* ASSIGNMENT *
Below are the records. Gather each line that holds "Introduction".

(Data excerpts)
━━━━━━━━━━

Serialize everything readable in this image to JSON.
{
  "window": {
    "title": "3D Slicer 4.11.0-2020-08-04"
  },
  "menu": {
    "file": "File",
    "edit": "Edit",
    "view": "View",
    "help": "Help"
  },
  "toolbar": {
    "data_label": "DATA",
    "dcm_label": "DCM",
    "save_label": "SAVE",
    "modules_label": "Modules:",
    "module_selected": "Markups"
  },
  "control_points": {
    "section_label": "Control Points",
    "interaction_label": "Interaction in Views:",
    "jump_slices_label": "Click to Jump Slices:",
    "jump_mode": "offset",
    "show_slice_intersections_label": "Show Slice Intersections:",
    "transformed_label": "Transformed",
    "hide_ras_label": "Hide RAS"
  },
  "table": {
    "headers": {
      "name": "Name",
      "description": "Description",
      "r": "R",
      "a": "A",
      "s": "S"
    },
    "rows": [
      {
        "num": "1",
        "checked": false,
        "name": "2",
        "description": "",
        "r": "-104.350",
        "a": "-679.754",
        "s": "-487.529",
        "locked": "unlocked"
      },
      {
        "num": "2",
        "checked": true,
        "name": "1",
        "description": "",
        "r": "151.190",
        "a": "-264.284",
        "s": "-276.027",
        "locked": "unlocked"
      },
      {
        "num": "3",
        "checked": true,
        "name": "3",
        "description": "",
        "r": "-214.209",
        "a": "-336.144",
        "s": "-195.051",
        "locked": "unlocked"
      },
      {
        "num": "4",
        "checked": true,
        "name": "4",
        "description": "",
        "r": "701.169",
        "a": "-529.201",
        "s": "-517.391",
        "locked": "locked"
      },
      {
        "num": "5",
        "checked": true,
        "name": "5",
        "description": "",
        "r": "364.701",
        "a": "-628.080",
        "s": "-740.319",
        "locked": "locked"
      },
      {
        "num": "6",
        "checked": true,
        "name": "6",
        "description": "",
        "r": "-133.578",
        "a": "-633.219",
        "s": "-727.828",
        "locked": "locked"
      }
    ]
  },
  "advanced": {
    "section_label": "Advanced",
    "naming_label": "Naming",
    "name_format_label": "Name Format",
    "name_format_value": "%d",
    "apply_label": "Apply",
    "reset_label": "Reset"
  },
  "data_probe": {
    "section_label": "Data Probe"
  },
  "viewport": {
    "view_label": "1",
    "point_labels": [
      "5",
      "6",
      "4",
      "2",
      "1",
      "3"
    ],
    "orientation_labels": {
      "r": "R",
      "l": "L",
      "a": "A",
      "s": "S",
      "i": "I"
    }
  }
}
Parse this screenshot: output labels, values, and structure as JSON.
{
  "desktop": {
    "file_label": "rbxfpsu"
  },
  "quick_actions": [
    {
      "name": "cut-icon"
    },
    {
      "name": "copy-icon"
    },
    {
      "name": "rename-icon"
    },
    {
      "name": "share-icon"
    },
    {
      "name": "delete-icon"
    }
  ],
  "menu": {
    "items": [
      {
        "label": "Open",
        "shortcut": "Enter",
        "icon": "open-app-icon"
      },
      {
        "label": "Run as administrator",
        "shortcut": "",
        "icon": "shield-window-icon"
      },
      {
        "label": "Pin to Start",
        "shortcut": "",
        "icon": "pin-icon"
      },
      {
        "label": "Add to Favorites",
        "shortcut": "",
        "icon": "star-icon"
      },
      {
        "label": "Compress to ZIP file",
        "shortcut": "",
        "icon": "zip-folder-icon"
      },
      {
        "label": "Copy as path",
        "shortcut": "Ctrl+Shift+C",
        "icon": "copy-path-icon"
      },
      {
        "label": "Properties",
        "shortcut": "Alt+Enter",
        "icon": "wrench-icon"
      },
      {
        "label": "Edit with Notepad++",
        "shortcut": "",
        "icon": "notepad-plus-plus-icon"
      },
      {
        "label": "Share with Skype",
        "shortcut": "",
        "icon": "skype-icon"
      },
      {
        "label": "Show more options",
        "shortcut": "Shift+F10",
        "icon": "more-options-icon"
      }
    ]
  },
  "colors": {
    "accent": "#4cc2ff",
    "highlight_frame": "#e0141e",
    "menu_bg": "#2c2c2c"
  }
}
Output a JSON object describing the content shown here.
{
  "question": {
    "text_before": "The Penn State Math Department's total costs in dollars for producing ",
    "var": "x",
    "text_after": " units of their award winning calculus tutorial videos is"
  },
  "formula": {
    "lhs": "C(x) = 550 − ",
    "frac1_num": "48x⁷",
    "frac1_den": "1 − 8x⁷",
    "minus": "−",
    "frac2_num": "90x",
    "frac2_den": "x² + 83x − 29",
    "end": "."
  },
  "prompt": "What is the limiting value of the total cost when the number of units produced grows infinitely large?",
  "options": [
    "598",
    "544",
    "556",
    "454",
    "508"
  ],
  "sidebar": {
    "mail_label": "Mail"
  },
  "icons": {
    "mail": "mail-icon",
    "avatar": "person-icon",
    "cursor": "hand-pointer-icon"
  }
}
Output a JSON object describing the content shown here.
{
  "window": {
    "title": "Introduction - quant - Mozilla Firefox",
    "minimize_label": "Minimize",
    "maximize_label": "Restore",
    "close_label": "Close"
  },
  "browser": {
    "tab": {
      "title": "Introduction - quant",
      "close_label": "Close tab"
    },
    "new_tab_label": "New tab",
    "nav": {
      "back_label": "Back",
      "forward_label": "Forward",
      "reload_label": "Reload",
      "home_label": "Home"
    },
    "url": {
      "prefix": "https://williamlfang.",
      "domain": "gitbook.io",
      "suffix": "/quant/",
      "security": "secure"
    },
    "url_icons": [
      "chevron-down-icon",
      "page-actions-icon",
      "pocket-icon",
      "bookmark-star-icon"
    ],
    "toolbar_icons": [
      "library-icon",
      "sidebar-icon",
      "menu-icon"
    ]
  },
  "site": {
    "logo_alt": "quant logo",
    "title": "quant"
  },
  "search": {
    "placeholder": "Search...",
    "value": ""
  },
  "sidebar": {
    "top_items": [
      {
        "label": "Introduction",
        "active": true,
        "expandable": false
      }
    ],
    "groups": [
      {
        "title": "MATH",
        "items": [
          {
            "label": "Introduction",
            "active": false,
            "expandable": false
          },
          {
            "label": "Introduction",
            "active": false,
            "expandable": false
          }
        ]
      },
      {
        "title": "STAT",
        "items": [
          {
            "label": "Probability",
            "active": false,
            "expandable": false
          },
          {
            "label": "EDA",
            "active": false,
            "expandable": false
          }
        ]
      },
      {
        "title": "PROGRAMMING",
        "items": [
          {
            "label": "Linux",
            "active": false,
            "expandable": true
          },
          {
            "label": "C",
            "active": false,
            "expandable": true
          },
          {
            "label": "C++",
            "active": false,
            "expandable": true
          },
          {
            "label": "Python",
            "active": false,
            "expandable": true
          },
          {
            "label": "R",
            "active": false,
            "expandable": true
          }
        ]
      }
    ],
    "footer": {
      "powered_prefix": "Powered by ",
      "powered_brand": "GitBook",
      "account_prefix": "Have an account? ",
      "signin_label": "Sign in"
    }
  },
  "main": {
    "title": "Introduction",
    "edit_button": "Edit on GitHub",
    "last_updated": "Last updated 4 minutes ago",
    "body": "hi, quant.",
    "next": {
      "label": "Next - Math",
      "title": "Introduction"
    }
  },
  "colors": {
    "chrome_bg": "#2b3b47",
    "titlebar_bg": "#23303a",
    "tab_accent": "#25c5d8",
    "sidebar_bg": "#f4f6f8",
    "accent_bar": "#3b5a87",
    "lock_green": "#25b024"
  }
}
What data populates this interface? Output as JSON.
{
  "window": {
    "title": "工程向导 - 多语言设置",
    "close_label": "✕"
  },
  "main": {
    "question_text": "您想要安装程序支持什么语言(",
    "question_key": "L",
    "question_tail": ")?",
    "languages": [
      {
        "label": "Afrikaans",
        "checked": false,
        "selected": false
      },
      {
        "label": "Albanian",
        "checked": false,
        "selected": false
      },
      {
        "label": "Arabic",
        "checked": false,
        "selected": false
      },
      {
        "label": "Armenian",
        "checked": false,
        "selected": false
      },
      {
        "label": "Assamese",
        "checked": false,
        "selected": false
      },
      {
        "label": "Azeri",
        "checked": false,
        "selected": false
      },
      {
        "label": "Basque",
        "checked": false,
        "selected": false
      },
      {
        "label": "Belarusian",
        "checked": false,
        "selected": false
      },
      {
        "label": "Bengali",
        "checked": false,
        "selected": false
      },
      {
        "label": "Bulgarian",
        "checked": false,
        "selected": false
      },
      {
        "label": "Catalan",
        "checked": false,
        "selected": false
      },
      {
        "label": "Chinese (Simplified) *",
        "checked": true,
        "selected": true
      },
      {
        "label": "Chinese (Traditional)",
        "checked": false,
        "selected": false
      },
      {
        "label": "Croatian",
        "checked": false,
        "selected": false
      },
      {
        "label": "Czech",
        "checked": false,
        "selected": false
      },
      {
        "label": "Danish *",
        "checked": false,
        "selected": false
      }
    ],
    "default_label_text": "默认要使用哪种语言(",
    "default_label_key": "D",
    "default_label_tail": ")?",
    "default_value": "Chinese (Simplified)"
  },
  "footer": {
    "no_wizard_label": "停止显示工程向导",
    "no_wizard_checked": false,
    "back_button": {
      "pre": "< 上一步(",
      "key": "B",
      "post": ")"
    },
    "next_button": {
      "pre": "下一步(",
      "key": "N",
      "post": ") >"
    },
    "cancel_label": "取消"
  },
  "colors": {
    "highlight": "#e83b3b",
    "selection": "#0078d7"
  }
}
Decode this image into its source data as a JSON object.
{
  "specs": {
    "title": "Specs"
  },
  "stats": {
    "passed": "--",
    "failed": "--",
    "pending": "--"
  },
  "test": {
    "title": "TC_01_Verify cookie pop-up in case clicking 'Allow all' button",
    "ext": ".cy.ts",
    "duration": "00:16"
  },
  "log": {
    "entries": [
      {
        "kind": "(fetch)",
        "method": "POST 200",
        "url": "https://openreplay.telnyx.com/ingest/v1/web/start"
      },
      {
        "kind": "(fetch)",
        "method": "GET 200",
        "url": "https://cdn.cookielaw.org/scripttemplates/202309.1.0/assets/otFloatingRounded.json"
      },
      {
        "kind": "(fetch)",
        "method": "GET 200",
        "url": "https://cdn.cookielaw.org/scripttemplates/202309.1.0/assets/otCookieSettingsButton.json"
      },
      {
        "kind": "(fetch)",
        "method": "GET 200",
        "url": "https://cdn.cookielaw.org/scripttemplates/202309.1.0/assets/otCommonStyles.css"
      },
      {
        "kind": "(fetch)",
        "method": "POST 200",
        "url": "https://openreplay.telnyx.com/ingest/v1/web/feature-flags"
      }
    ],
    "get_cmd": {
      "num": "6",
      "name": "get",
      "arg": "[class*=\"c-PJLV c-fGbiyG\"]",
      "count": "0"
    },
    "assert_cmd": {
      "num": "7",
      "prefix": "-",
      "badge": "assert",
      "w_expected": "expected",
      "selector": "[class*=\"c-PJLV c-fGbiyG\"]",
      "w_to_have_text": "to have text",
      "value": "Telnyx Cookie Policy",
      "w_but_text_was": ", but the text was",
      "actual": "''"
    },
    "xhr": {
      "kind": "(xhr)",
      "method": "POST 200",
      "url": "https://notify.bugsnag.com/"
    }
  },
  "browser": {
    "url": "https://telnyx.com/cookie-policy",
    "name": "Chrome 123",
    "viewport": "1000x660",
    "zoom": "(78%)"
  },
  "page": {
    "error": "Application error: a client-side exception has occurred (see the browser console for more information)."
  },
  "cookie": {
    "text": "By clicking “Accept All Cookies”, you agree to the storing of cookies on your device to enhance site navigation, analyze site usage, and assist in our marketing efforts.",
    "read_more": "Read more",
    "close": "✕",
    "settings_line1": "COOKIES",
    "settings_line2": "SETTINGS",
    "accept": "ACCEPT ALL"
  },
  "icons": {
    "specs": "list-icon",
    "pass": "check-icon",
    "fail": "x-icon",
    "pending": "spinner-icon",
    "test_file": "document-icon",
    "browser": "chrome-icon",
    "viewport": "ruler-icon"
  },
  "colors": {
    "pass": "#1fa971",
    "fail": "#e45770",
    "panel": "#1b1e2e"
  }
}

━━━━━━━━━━

* TASK RESULT *
    "title": "Introduction - quant - Mozilla Firefox",
      "title": "Introduction - quant",
        "label": "Introduction",
            "label": "Introduction",
            "label": "Introduction",
    "title": "Introduction",
      "title": "Introduction"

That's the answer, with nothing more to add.